You will notice a number of things right away: the way it runs the ends of the first few lines together, and the way “it” at the end of the last sentence in the second paragraph gets pronounced “eye tee”. You may also notice the way it hesitates while switching pages (after the words “left leg, which”—it was read at a different font size from the one shown in the picture).
According to the manual, the jog switch on the right is supposed to adjust the volume level. However, I never could make it work. Not that it was a great hardship for me, since I barely used the feature anyway.
The Astak 5” PocketPro EZReader is better in some ways than the Sony (more readable screen) and about the same to slightly worse in others (its clunky control scheme and problems reading PDFs). It was definitely lighter and easier to hold in one hand, but it also had the issue with its paint starting to peel off.
The lack of support for eReader format was a little frustrating, and was probably one of the big things that would have led me to want to keep it. Since it was not, I will not feel too bad about sending it back.
Even with its flaws, the Astak is still a decent little reader. Those who prefer dedicated readers and e-ink screens can certainly do worse. None of the problems are showstoppers. If I had more disposable income, even with the flaws I probably would go ahead and buy it.

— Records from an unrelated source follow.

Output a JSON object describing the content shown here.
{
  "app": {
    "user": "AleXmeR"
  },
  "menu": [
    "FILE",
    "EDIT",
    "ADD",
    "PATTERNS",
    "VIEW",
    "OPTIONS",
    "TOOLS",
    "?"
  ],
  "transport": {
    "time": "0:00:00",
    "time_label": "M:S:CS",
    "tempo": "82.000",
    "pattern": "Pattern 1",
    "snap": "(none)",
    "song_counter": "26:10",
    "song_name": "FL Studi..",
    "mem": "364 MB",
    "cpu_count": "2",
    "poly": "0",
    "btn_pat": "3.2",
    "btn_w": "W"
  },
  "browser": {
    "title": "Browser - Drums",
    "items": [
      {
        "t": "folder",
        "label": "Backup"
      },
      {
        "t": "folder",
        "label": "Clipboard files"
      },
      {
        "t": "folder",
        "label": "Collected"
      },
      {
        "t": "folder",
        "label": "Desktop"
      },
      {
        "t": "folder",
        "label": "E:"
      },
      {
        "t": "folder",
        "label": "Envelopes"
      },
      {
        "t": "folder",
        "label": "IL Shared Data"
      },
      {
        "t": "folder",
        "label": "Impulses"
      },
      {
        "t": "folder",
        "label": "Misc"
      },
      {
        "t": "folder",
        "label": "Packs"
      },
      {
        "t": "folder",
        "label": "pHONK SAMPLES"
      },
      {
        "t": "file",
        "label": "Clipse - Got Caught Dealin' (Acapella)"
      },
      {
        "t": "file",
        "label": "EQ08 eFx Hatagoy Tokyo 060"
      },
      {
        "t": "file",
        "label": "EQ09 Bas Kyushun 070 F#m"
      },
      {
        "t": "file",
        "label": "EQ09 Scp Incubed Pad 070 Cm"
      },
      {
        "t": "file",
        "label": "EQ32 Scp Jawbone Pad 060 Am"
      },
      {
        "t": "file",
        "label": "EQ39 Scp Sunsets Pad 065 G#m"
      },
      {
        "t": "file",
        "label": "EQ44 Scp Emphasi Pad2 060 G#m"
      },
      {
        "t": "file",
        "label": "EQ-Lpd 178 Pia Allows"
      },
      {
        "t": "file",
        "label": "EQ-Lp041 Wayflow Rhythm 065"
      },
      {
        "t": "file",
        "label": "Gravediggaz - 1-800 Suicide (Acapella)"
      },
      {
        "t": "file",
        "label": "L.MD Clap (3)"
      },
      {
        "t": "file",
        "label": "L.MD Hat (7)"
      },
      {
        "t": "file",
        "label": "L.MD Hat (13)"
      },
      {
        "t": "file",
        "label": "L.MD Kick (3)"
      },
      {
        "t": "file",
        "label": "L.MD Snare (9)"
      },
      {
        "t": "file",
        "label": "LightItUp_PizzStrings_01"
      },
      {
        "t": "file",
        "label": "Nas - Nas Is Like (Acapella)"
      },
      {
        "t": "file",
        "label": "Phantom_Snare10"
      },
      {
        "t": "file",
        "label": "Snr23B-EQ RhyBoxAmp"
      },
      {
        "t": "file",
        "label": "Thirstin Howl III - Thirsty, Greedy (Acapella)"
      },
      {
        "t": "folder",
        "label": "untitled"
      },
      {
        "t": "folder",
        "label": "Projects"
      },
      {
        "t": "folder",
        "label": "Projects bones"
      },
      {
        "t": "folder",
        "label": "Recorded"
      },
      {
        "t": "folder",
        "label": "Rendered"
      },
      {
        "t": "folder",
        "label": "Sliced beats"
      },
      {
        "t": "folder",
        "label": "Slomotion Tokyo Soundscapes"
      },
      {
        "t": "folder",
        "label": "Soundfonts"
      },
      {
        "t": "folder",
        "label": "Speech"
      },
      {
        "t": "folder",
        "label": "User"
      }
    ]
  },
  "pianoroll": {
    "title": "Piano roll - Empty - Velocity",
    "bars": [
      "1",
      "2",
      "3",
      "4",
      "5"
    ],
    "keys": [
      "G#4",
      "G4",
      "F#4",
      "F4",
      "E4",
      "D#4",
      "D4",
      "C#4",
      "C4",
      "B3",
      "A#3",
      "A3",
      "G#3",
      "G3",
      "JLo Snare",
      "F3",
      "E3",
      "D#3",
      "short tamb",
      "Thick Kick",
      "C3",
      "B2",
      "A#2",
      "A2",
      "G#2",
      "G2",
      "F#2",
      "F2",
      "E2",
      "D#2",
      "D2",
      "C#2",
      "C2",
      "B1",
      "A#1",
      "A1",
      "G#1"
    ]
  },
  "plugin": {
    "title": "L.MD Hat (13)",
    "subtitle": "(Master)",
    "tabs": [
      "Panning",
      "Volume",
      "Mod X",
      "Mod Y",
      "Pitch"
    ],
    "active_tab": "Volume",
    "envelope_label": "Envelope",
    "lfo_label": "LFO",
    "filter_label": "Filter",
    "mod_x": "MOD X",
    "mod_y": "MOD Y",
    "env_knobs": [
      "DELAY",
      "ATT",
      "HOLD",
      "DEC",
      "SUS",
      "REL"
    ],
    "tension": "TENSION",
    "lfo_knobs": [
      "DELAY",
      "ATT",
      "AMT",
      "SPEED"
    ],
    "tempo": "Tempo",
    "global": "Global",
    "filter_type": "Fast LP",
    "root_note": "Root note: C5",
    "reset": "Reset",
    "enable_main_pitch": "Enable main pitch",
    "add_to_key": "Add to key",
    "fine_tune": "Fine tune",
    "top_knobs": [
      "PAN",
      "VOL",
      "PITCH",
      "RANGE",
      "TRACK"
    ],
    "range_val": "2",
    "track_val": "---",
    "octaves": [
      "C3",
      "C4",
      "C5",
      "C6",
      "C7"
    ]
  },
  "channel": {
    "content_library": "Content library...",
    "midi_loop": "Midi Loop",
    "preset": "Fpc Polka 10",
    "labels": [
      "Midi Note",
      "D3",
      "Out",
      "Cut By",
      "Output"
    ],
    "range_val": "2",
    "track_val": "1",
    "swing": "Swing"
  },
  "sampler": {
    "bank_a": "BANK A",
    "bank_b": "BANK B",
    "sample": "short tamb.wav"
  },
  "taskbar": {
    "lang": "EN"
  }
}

But now it is time to bring this set of reviews to a close and look toward the next reviews I will be doing for TeleRead. Max Seybold, Chairman of CherryPal, will be sending me review units of the Africa and Bing netbooks sold by his company, and I will see what kind of e-book readers they might make.